### Instructions for the task
All of the entries must appear again exactly as written.
Exercise data section start
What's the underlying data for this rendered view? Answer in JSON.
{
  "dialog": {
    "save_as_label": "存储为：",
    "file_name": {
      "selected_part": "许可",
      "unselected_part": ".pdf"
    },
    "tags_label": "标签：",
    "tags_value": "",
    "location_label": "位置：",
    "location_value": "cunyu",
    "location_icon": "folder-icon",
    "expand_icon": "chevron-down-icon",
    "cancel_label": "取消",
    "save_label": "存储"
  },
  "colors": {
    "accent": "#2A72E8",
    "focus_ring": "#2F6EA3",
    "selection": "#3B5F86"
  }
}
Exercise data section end
### Answer to the problem
What's the underlying data for this rendered view? Answer in JSON.
{
  "dialog": {
    "save_as_label": "存储为：",
    "file_name": {
      "selected_part": "许可",
      "unselected_part": ".pdf"
    },
    "tags_label": "标签：",
    "tags_value": "",
    "location_label": "位置：",
    "location_value": "cunyu",
    "location_icon": "folder-icon",
    "expand_icon": "chevron-down-icon",
    "cancel_label": "取消",
    "save_label": "存储"
  },
  "colors": {
    "accent": "#2A72E8",
    "focus_ring": "#2F6EA3",
    "selection": "#3B5F86"
  }
}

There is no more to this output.